spacious outdoor deck

A wooden deck cantilevers over the hilly topography, creating a large platform that is book-ended by two adobe walls made from local soil. As a passive feature, sliding shades made out of eucalyptus branches cover the floor-to-ceiling front facade and filter light through the interior, offering a vibrant movement of shadows and light in the living space. Further integrating the design into its natural surroundings, the architects covered the home’s roof in native greenery.

two people sitting on a large wooden deck

an elongated shade made out of eucalyptus branches

Like the home’s exterior, the interior is marked by wood finishes throughout, all of which are certified as sustainably-sourced lumber. The living and private spaces are designated by interior wooden frames filled with eco-friendly wool insulation. The rustic decor continues with exposed wooden ceilings, clay flooring, white walls and wood-burning stoves.

chairs beside vertical screens

chairs beside screens made out of eucalyptus branches

Because of its remote location, the house has no access to grid electricity or water; therefore, it operates completely off-grid. Solar panels on the roof, along with a nearby wind turbine, generate enough energy for the residence’s needs. Drinking water is collected from a nearby spring. Additionally, the house was installed with an integrated rainwater collection system which routes gray water to irrigate the garden.

man looking out of wooden deck

person standing on a green roof

The sustainable Catuçaba home was completed in 2016 and has since earned a number of accolades. It is the first building in Brazil to earn LEED Platinum certification from the Green Building Council.

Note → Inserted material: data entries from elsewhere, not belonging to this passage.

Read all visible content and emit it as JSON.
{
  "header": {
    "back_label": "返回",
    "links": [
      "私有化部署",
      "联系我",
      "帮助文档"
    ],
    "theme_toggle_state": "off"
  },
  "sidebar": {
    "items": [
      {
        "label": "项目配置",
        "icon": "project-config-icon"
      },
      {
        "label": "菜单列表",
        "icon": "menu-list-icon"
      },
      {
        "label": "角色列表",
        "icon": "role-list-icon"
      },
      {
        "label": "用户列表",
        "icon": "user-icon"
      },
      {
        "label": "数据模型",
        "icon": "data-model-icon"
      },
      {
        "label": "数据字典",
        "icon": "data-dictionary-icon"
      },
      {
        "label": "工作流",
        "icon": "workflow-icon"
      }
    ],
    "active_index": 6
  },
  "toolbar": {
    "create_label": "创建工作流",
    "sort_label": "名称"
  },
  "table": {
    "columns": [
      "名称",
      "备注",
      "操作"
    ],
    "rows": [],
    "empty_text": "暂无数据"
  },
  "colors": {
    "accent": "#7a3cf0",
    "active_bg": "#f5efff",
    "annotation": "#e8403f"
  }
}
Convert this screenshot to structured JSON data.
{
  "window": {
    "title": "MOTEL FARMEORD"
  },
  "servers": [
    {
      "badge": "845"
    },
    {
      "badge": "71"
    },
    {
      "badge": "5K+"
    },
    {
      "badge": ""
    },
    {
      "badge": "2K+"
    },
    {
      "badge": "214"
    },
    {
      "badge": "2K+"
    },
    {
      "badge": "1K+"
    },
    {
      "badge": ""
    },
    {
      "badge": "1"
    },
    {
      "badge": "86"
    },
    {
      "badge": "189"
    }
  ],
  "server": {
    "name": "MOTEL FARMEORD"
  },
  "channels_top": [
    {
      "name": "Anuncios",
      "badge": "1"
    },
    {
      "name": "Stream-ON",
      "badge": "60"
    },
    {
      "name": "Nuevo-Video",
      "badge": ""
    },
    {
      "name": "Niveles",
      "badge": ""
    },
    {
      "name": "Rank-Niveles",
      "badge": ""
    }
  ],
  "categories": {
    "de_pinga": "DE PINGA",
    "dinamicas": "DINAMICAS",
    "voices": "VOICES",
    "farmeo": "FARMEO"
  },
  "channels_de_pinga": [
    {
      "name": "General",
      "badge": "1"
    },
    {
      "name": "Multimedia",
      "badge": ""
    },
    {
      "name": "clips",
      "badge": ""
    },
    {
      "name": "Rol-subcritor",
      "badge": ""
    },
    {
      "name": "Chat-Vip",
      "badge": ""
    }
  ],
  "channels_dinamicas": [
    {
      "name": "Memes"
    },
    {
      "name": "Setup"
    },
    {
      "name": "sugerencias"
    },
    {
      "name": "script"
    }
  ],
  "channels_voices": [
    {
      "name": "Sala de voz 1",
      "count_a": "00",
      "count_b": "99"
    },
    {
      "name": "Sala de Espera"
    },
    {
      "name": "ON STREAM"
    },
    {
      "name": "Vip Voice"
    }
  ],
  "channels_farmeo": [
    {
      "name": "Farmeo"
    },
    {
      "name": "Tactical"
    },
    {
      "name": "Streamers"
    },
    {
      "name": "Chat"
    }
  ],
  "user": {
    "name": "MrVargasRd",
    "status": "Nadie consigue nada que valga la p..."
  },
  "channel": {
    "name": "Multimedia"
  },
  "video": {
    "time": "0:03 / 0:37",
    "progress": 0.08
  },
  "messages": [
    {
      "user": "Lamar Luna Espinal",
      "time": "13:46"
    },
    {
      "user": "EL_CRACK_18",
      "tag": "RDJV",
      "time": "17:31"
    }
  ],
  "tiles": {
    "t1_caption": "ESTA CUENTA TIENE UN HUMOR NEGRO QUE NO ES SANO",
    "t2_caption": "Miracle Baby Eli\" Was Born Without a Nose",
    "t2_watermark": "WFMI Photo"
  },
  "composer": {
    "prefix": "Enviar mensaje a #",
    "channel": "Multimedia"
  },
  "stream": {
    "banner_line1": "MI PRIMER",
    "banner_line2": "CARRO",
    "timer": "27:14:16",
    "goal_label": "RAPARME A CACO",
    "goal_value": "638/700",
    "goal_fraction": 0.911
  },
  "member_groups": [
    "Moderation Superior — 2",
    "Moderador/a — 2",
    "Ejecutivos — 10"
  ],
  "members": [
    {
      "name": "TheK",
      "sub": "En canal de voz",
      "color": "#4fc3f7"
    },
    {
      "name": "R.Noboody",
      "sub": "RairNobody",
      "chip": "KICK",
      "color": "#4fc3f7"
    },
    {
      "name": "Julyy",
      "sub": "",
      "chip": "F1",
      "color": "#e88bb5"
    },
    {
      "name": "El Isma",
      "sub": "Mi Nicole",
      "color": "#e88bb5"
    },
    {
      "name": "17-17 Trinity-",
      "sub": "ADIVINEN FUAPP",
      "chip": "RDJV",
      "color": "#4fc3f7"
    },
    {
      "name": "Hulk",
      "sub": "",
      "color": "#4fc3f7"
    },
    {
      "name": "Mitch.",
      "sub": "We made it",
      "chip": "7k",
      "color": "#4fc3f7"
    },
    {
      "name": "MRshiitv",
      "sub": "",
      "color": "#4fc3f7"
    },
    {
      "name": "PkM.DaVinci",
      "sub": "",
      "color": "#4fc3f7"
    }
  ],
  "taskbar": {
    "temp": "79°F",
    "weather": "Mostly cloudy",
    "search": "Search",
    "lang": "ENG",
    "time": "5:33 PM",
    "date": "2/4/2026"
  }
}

+ Studio MK27 

Via Dezeen

Photography by Fernando Guerra via Studio MK27

long, low-lying home lit up at night